Learning outcomes

  1. Plan and execute a research project appropriate to the problem under investigation

  2. Collect and analyse data, form a conclusion and make practical recommendations

  3. Write a research report using appropriate style, voice, citation and referencing

  4. Apply research methodologies, methods, and analytical techniques to a defined problem

  5. Develop detailed knowledge and understanding of a specific topic in their discipline

Assessment Methods

Type Name Description Weight
REPORT Project report

Final project report on research project

60
LOGBOOK OR PORTFOLIO Research Log

Maintain a bi-weekly research log recording and reflecting on progress. The first entry will be a response to feedback on their research project proposal.

40

Teaching and Learning Strategy

Hours
Seminar

Bi-weekly Student-led reporting sessions

6
Workshop

Bi-weekly 1-hour workshop sessions

6
Tutorial

Bi-weekly Supervision meetings (6 15-minute) with subject supervisor.

2
Private study 186

Transferable skills

  • Literacy - Proficiency in reading and writing through a variety of media
  • Computer Literacy - Proficiency in using a varied range of computer software
  • Self-Management - Able to work unsupervised in an efficient, punctual and structured manner. To examine the outcomes of tasks and events, and judge levels of quality and importance
  • Exploring - Able to investigate, research and consider alternatives
  • Information retrieval - Able to access different and multiple sources of information
  • Inter-personal - Able to question, actively listen, examine given answers and interact sensitevely with others
  • Critical analysis & Problem Solving - Able to deconstruct and analyse problems or complex situations. To find solutions to problems through analyses and exploration of all possibilities using appropriate methods, rescources and creativity.
  • Presentation - Able to clearly present information and explanations to an audience. Through the written or oral mode of communication accurately and concisely.
  • Argument - Able to put forward, debate and justify an opinion or a course of action, with an individual or in a wider group setting
  • Self-awareness & Reflectivity - Having an awareness of your own strengths, weaknesses, aims and objectives. Able to regularly review, evaluate and reflect upon the performance of yourself and others

Subject specific skills

  • The ability to read and analyse texts and other primary sources, both critically and empathetically, while addressing questions of genre, content, perspective and purpose.
  • The appreciation of the complexity and diversity of situations, events, discourses, cultures and mentalities.
  • Awareness of a range of viewpoints and ways to cope with this.
  • Appreciation of the range of problems involved in the interpretation of complex, ambiguous, conflicting and often incomplete material.
  • Comprehension of the limitations of knowledge and the dangers of simplistic explanations, providing an enhanced ability to critically analyse broader claims in public life.
  • Basic critical skills: a recognition that statements are not all of equal validity, that there are ways of testing them, and that researchers operate by rules of evidence which, though themselves subject to critical evaluation, are also a component of intellectual integrity and maturity.
  • Intellectual independence to ask questions, set tasks, pursue structured enquiries and solve problems.
  • The ability to formulate appropriate questions and to provide answers to them using valid and relevant evidence and argument.
  • The ability to gather, sift, select, organise and synthesise large quantities of evidence.
  • Marshalling of argument in written and oral form that is structured, relevant and concise.
  • The ability to compose written argument expressed in clear, lucid and coherent prose.
  • The capacity to sustain a reasoned line of argument in the face of others, to listen, to engage in sustained debate, and amend views as necessary in the light of evidence and argument.

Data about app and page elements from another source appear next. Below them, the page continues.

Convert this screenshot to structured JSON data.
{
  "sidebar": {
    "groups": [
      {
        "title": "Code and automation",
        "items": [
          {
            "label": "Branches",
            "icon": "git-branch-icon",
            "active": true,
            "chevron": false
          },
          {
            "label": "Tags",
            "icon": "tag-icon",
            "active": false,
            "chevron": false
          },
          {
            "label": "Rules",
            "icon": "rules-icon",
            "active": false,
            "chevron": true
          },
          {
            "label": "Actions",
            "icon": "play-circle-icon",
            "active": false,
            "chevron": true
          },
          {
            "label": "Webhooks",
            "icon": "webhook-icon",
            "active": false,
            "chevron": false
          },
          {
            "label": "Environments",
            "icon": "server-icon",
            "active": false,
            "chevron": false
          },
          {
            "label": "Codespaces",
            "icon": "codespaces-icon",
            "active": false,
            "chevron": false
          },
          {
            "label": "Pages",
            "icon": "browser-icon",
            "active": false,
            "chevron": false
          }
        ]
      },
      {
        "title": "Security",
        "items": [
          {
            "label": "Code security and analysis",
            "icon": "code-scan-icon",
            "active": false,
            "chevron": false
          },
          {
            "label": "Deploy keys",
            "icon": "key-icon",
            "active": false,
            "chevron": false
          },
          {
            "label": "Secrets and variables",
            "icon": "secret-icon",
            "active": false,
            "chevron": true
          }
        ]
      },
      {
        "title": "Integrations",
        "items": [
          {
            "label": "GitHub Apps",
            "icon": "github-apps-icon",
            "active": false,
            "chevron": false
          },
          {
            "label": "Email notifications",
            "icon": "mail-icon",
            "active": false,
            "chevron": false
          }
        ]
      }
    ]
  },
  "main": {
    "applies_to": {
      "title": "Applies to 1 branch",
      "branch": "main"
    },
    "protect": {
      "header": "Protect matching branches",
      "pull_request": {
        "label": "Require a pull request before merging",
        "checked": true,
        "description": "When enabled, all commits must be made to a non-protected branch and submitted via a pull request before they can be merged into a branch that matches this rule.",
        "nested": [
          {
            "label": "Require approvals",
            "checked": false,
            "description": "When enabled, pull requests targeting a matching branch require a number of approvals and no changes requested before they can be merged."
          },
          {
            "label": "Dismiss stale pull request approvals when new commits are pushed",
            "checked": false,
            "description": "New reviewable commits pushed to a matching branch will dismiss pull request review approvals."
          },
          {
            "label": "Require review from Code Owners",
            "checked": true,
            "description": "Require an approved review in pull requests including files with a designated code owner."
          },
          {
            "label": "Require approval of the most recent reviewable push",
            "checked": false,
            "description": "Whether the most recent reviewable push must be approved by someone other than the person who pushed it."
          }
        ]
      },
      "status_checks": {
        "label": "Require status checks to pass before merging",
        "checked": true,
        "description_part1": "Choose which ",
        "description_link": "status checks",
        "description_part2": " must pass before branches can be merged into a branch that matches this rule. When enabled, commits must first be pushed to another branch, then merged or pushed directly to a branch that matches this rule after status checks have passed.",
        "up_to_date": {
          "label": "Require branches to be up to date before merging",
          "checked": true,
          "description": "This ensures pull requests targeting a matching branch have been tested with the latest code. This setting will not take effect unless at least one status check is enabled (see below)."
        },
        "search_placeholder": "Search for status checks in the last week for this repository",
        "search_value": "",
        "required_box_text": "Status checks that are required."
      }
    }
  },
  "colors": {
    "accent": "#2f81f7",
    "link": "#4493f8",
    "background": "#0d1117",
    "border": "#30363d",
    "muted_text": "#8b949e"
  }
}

Resources

Resource implications for students

There are no resource implications for students on this module.

Talis Reading list

http://readinglists.bangor.ac.uk/modules/kah-0004.html

Reading list

Walliman, N. (2010). Research Methods: The Basics. Abingdon: Routledge.

Courses including this module